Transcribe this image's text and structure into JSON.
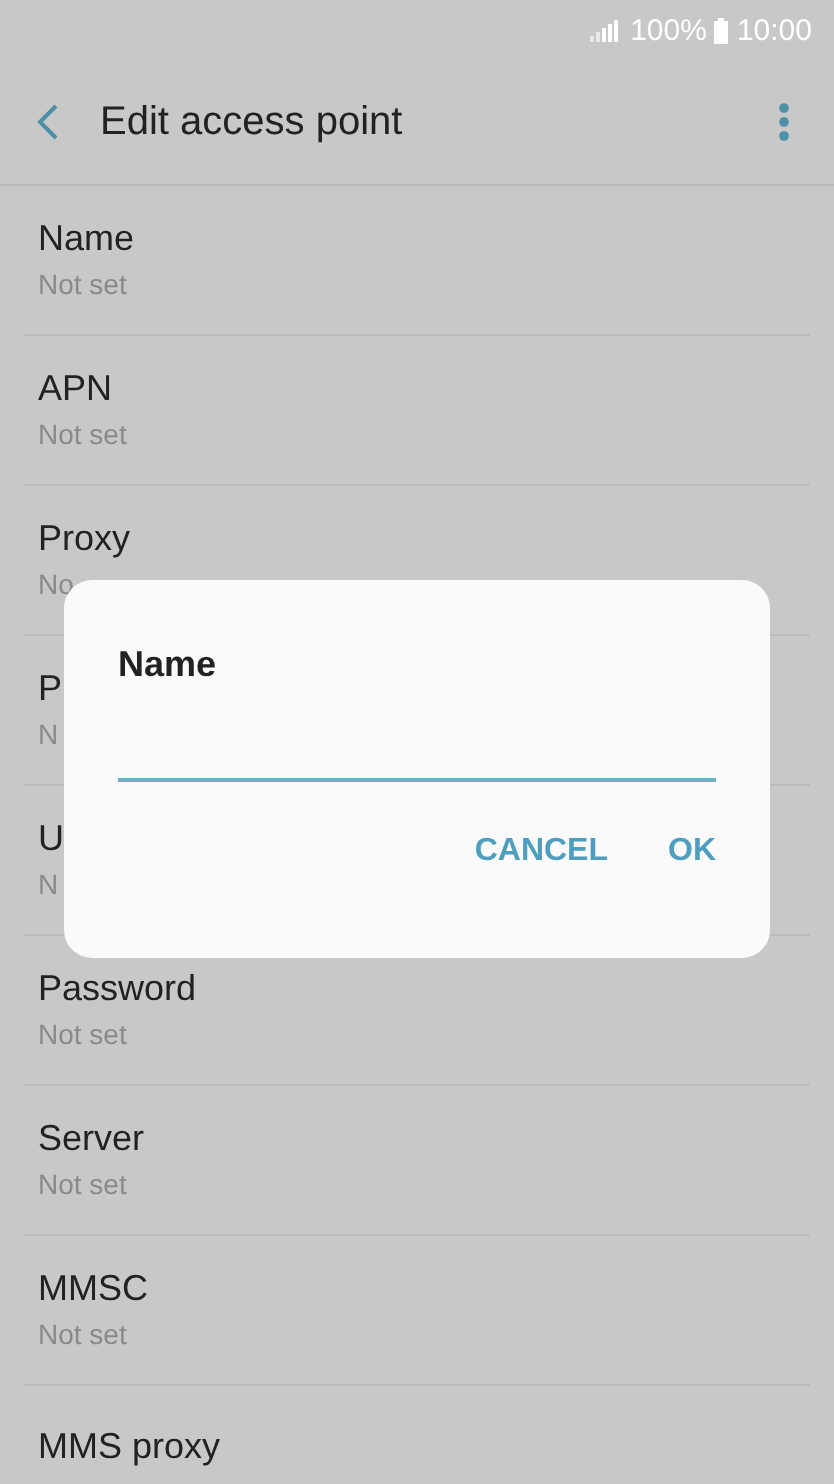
{
  "status_bar": {
    "battery": "100%",
    "time": "10:00"
  },
  "app_bar": {
    "title": "Edit access point"
  },
  "settings": [
    {
      "title": "Name",
      "value": "Not set"
    },
    {
      "title": "APN",
      "value": "Not set"
    },
    {
      "title": "Proxy",
      "value": "No"
    },
    {
      "title": "P",
      "value": "N"
    },
    {
      "title": "U",
      "value": "N"
    },
    {
      "title": "Password",
      "value": "Not set"
    },
    {
      "title": "Server",
      "value": "Not set"
    },
    {
      "title": "MMSC",
      "value": "Not set"
    },
    {
      "title": "MMS proxy"
    }
  ],
  "dialog": {
    "title": "Name",
    "buttons": [
      "CANCEL",
      "OK"
    ]
  }
}
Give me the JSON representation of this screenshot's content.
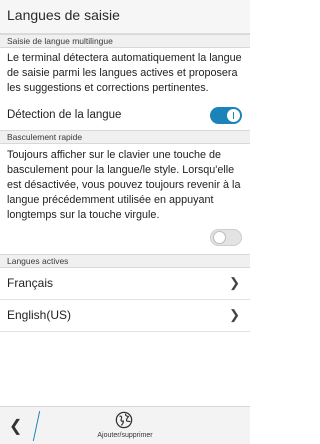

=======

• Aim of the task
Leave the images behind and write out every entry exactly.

• Written reply
Transcribe this image's text and structure into JSON.
{
  "status_bar": {
    "battery": "100%",
    "time": "10:00"
  },
  "app_bar": {
    "title": "Edit access point"
  },
  "settings": [
    {
      "title": "Name",
      "value": "Not set"
    },
    {
      "title": "APN",
      "value": "Not set"
    },
    {
      "title": "Proxy",
      "value": "No"
    },
    {
      "title": "P",
      "value": "N"
    },
    {
      "title": "U",
      "value": "N"
    },
    {
      "title": "Password",
      "value": "Not set"
    },
    {
      "title": "Server",
      "value": "Not set"
    },
    {
      "title": "MMSC",
      "value": "Not set"
    },
    {
      "title": "MMS proxy"
    }
  ],
  "dialog": {
    "title": "Name",
    "buttons": [
      "CANCEL",
      "OK"
    ]
  }
}
Give me the JSON representation of this screenshot's content.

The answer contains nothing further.